• **Data section**
┄┄┄┄┄┄

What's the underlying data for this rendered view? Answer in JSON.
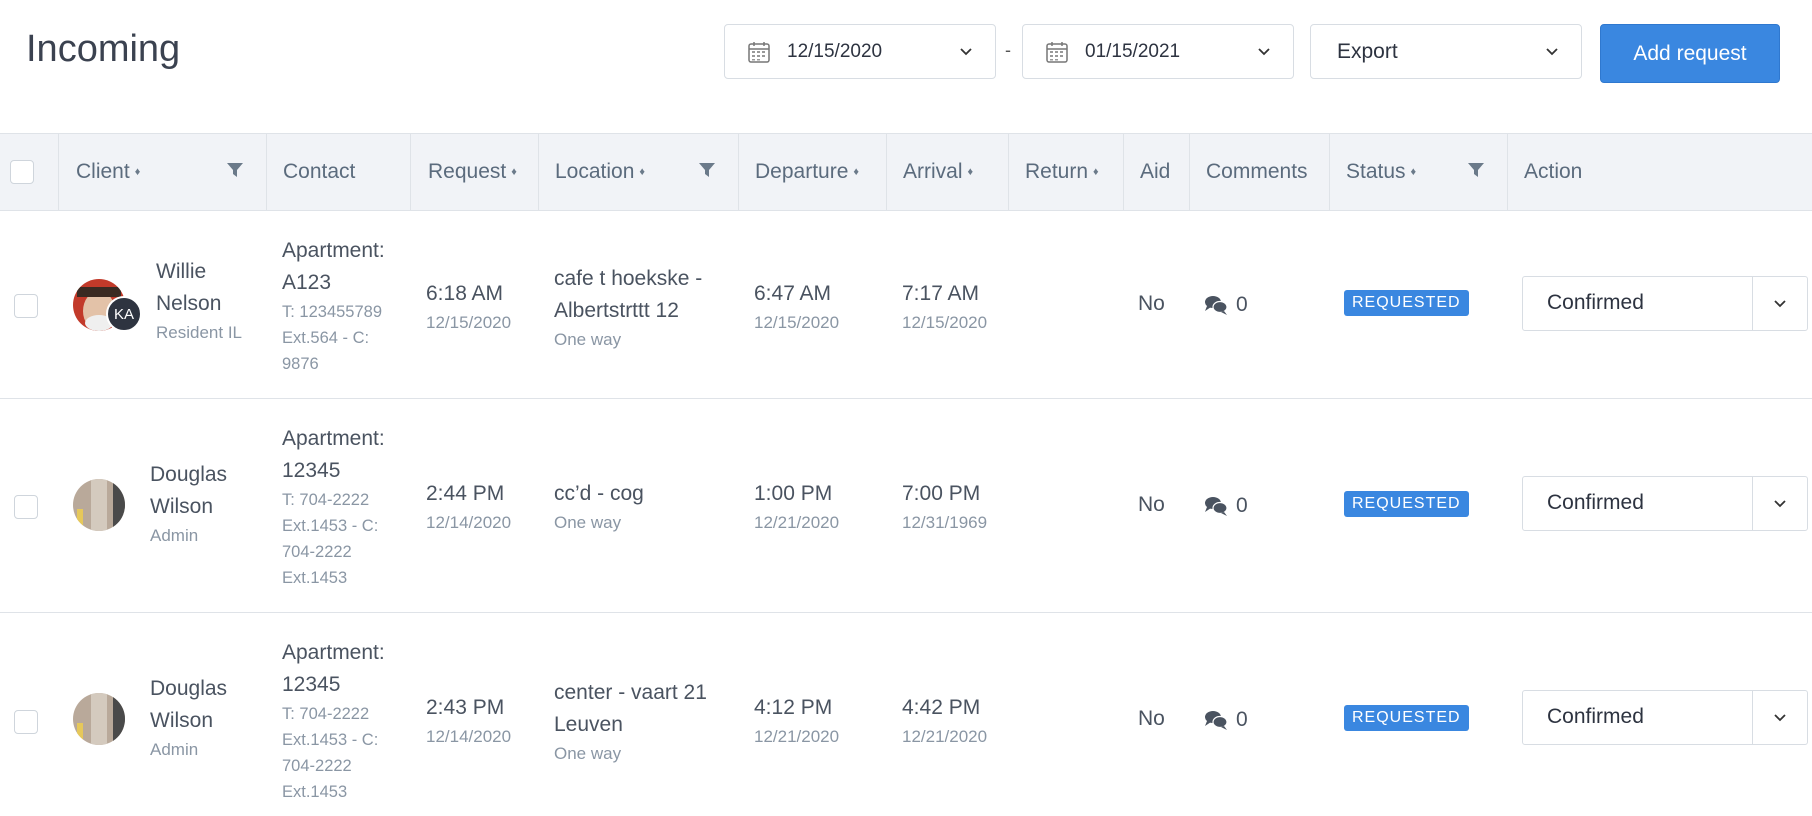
{
  "page_title": "Incoming",
  "filters": {
    "date_from": "12/15/2020",
    "date_separator": "-",
    "date_to": "01/15/2021",
    "export_label": "Export",
    "add_request_label": "Add request"
  },
  "table": {
    "columns": [
      "Client",
      "Contact",
      "Request",
      "Location",
      "Departure",
      "Arrival",
      "Return",
      "Aid",
      "Comments",
      "Status",
      "Action"
    ],
    "rows": [
      {
        "client_name_1": "Willie",
        "client_name_2": "Nelson",
        "client_role": "Resident IL",
        "badge": "KA",
        "contact_apt_1": "Apartment:",
        "contact_apt_2": "A123",
        "contact_lines": [
          "T: 123455789",
          "Ext.564 - C:",
          "9876"
        ],
        "request_time": "6:18 AM",
        "request_date": "12/15/2020",
        "location_1": "cafe t hoekske -",
        "location_2": "Albertstrttt 12",
        "trip_type": "One way",
        "departure_time": "6:47 AM",
        "departure_date": "12/15/2020",
        "arrival_time": "7:17 AM",
        "arrival_date": "12/15/2020",
        "aid": "No",
        "comments": "0",
        "status": "REQUESTED",
        "action": "Confirmed"
      },
      {
        "client_name_1": "Douglas",
        "client_name_2": "Wilson",
        "client_role": "Admin",
        "contact_apt_1": "Apartment:",
        "contact_apt_2": "12345",
        "contact_lines": [
          "T: 704-2222",
          "Ext.1453 - C:",
          "704-2222",
          "Ext.1453"
        ],
        "request_time": "2:44 PM",
        "request_date": "12/14/2020",
        "location_1": "cc’d - cog",
        "location_2": "",
        "trip_type": "One way",
        "departure_time": "1:00 PM",
        "departure_date": "12/21/2020",
        "arrival_time": "7:00 PM",
        "arrival_date": "12/31/1969",
        "aid": "No",
        "comments": "0",
        "status": "REQUESTED",
        "action": "Confirmed"
      },
      {
        "client_name_1": "Douglas",
        "client_name_2": "Wilson",
        "client_role": "Admin",
        "contact_apt_1": "Apartment:",
        "contact_apt_2": "12345",
        "contact_lines": [
          "T: 704-2222",
          "Ext.1453 - C:",
          "704-2222",
          "Ext.1453"
        ],
        "request_time": "2:43 PM",
        "request_date": "12/14/2020",
        "location_1": "center - vaart 21",
        "location_2": "Leuven",
        "trip_type": "One way",
        "departure_time": "4:12 PM",
        "departure_date": "12/21/2020",
        "arrival_time": "4:42 PM",
        "arrival_date": "12/21/2020",
        "aid": "No",
        "comments": "0",
        "status": "REQUESTED",
        "action": "Confirmed"
      }
    ]
  },
  "colors": {
    "accent": "#3a87e0",
    "header_bg": "#f1f3f7",
    "border": "#dfe3e8"
  },
  "icons": {
    "calendar": "calendar-icon",
    "chevron": "chevron-down-icon",
    "filter": "filter-icon",
    "comment": "comment-icon"
  }
}
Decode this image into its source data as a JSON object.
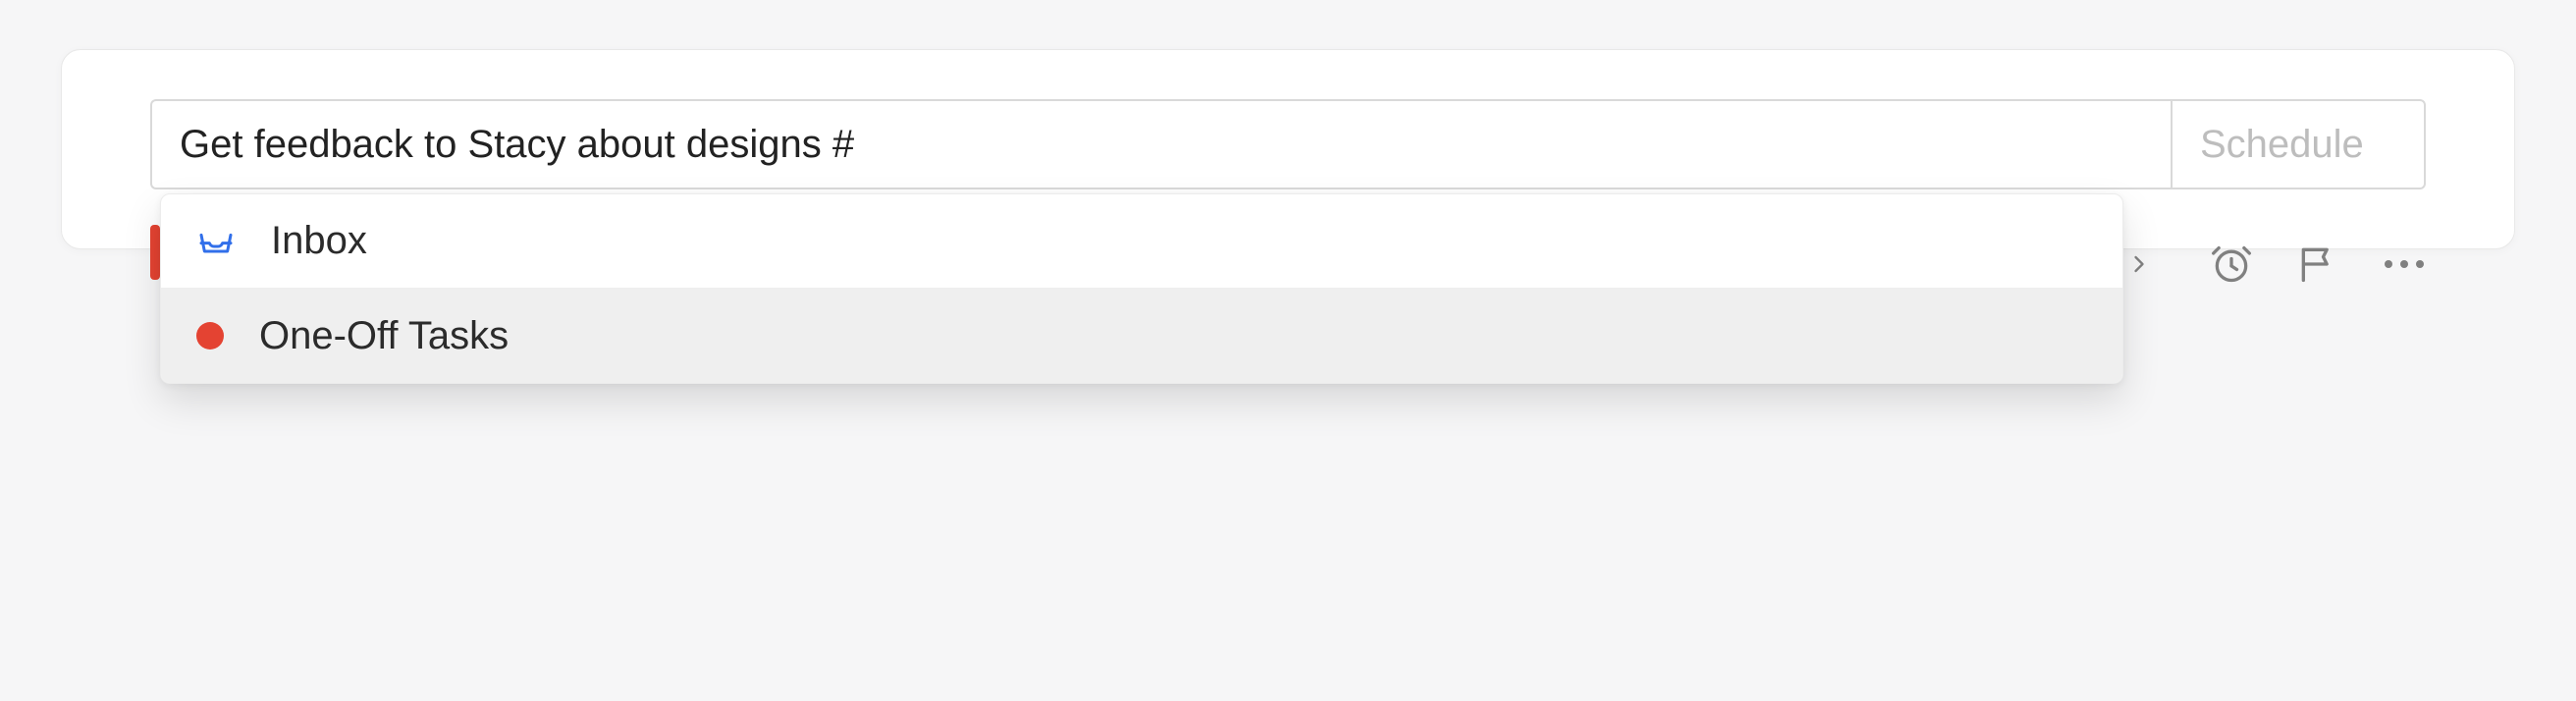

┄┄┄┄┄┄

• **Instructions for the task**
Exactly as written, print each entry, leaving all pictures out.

• **Output below**
What's the underlying data for this rendered view? Answer in JSON.
{
  "page_title": "Incoming",
  "filters": {
    "date_from": "12/15/2020",
    "date_separator": "-",
    "date_to": "01/15/2021",
    "export_label": "Export",
    "add_request_label": "Add request"
  },
  "table": {
    "columns": [
      "Client",
      "Contact",
      "Request",
      "Location",
      "Departure",
      "Arrival",
      "Return",
      "Aid",
      "Comments",
      "Status",
      "Action"
    ],
    "rows": [
      {
        "client_name_1": "Willie",
        "client_name_2": "Nelson",
        "client_role": "Resident IL",
        "badge": "KA",
        "contact_apt_1": "Apartment:",
        "contact_apt_2": "A123",
        "contact_lines": [
          "T: 123455789",
          "Ext.564 - C:",
          "9876"
        ],
        "request_time": "6:18 AM",
        "request_date": "12/15/2020",
        "location_1": "cafe t hoekske -",
        "location_2": "Albertstrttt 12",
        "trip_type": "One way",
        "departure_time": "6:47 AM",
        "departure_date": "12/15/2020",
        "arrival_time": "7:17 AM",
        "arrival_date": "12/15/2020",
        "aid": "No",
        "comments": "0",
        "status": "REQUESTED",
        "action": "Confirmed"
      },
      {
        "client_name_1": "Douglas",
        "client_name_2": "Wilson",
        "client_role": "Admin",
        "contact_apt_1": "Apartment:",
        "contact_apt_2": "12345",
        "contact_lines": [
          "T: 704-2222",
          "Ext.1453 - C:",
          "704-2222",
          "Ext.1453"
        ],
        "request_time": "2:44 PM",
        "request_date": "12/14/2020",
        "location_1": "cc’d - cog",
        "location_2": "",
        "trip_type": "One way",
        "departure_time": "1:00 PM",
        "departure_date": "12/21/2020",
        "arrival_time": "7:00 PM",
        "arrival_date": "12/31/1969",
        "aid": "No",
        "comments": "0",
        "status": "REQUESTED",
        "action": "Confirmed"
      },
      {
        "client_name_1": "Douglas",
        "client_name_2": "Wilson",
        "client_role": "Admin",
        "contact_apt_1": "Apartment:",
        "contact_apt_2": "12345",
        "contact_lines": [
          "T: 704-2222",
          "Ext.1453 - C:",
          "704-2222",
          "Ext.1453"
        ],
        "request_time": "2:43 PM",
        "request_date": "12/14/2020",
        "location_1": "center - vaart 21",
        "location_2": "Leuven",
        "trip_type": "One way",
        "departure_time": "4:12 PM",
        "departure_date": "12/21/2020",
        "arrival_time": "4:42 PM",
        "arrival_date": "12/21/2020",
        "aid": "No",
        "comments": "0",
        "status": "REQUESTED",
        "action": "Confirmed"
      }
    ]
  },
  "colors": {
    "accent": "#3a87e0",
    "header_bg": "#f1f3f7",
    "border": "#dfe3e8"
  },
  "icons": {
    "calendar": "calendar-icon",
    "chevron": "chevron-down-icon",
    "filter": "filter-icon",
    "comment": "comment-icon"
  }
}
Decode this image into its source data as a JSON object.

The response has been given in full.